- Items whose entry into the PA Areas is controlled based on Israeli legislation: i.e. materials and equipment liable to be used for terror attacks and technology that could be used by terrorists – as defined in the Control of Exports Security Order (Controlled Dual Use Equipment Transferred to the PA Areas) 5768-2008 and in Orders of the OC Central Command. These lists include, in detail:
- a range of chemicals used in the production of explosives (including certain fertilizers);
- specific types of metal profiles;
- ball bearings;
- lathes and their parts;
- composite materials;
- hunting knives and machetes;
- optical equipment, such as lasers and night vision goggles;
- certain navigation aides;
- diving equipment;
- parachutes, gliders and other nonmotorized airborne vehicles;
- flares and fireworks;
- avionics and flight control equipment;
- missile related computer technologies;
- rock drills and equipment drawing water from excavated sites.
Items not necessarily included in the lists above but whose entry into Gaza is controlled, as detailed below:
- i. Items and chemicals which could be used in the production of high trajectory weapons (rockets and mortars) by Hamas and other terror groups in Gaza – Fertilizers or other mixtures – specifically containing KCl at more than 5%; Epoxy and Vinyl Ester resins; Hardeners for Epoxy Resins containing Amides or Amines; Accelerators for Vinyl Esters; HTPB; Water purification solutions at concentrations higher than 11%.
- ii. Items used as raw materials for improving protection for terror activists
- Fibers or woven fabrics containing Carbon or Glass variants.
- iii. Vessels.
List No. 2: Construction Items and Materials to be Allowed Entry into Gaza only for PA-authorized Projects Implemented by the International Community
While such items are liable to be used for Hamas military purposes (building bunkers, fortifying positions and digging tunnels) Israel will permit their entry into Gaza so as to facilitate construction projects in Gaza – authorized by the PA and implemented and monitored by the international community.
This list includes:
- Portland cement and lime (in bulk, bags or barrels)
- Natural and Quarry aggregates and all varieties of gravel
- Ready concrete
- Precast concrete elements and products
- Steel elements and/or construction products
- Iron for foundations and columns, at any diameter (including wielded steel nets)
- Steel cables of any width
- Forms for construction elements (plastics or galvanized iron)
- Industrialized forms for casting concrete
- Plastic or composite beams more than 4 mm thick
- Thermal isolation materials and products
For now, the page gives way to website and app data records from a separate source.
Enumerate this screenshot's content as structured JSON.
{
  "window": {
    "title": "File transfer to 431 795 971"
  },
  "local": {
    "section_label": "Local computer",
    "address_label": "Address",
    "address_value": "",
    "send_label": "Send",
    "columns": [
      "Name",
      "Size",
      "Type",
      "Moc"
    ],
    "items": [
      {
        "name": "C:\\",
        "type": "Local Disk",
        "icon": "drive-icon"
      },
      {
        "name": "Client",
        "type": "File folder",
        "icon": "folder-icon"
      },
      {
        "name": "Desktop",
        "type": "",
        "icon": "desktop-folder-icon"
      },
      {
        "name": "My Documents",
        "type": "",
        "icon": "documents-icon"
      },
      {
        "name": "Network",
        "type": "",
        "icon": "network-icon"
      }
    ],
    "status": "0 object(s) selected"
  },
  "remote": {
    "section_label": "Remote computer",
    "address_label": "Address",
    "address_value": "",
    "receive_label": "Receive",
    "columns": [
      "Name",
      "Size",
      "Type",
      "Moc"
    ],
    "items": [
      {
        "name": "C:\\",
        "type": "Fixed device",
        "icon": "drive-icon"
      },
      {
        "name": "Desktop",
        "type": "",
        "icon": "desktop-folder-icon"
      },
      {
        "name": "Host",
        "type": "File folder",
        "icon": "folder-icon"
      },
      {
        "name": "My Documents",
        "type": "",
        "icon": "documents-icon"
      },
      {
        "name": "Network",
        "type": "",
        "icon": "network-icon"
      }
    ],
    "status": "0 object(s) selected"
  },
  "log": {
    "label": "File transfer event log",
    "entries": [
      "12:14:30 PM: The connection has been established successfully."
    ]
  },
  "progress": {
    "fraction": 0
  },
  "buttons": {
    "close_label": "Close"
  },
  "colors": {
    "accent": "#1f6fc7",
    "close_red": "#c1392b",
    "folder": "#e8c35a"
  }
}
- Blocs (at any width) – Concrete; Silicate; Ytong or its equivalent; or gypsum
- Materials and products for sealing structures
- Asphalt and its components (Bitumen, emulsion) in aggregate or packaged
- Steel elements or framing products for construction
- Cast concrete elements and products for drainage over 1 m in diameter
- Precast units and sea-borne containers
- Vehicles, excluding private cars and including 4X4 vehicles and other categories of motor vehicles liable to be used in terror activities
- Lumber beams and boards more than 2 cm thick, (liable to be used in “offensive” tunneling aimed at penetrating Israeli territory), unless incorporated in finished products
- Specific procedures, on a case by case basis, will be established so as to permit the transfer of such lumber for other purposes in Gaza.
BBC News: Israel confirms easing of Gaza blockade
Al Jazeera report (here) and interview with Tony Bliar:
Israel’s blockade of the Gaza Strip has created a shortage of construction materials such as cement. But, some builders have adapted to make use of one thing they have plenty of – sand.
Israel’s blockade of the Gaza Strip has brought immense sufferings to Palestinians living in the coastal territory. The siege even impedes the supply of water, the most basic need for human survival.
Now – 80 per cent of Gazans lack access to clean water.
The head of Gaza’s water authority says he has plans and the means to import water from other countries until self-dependency is reached, but Israel’s blockade is the only thing in the way.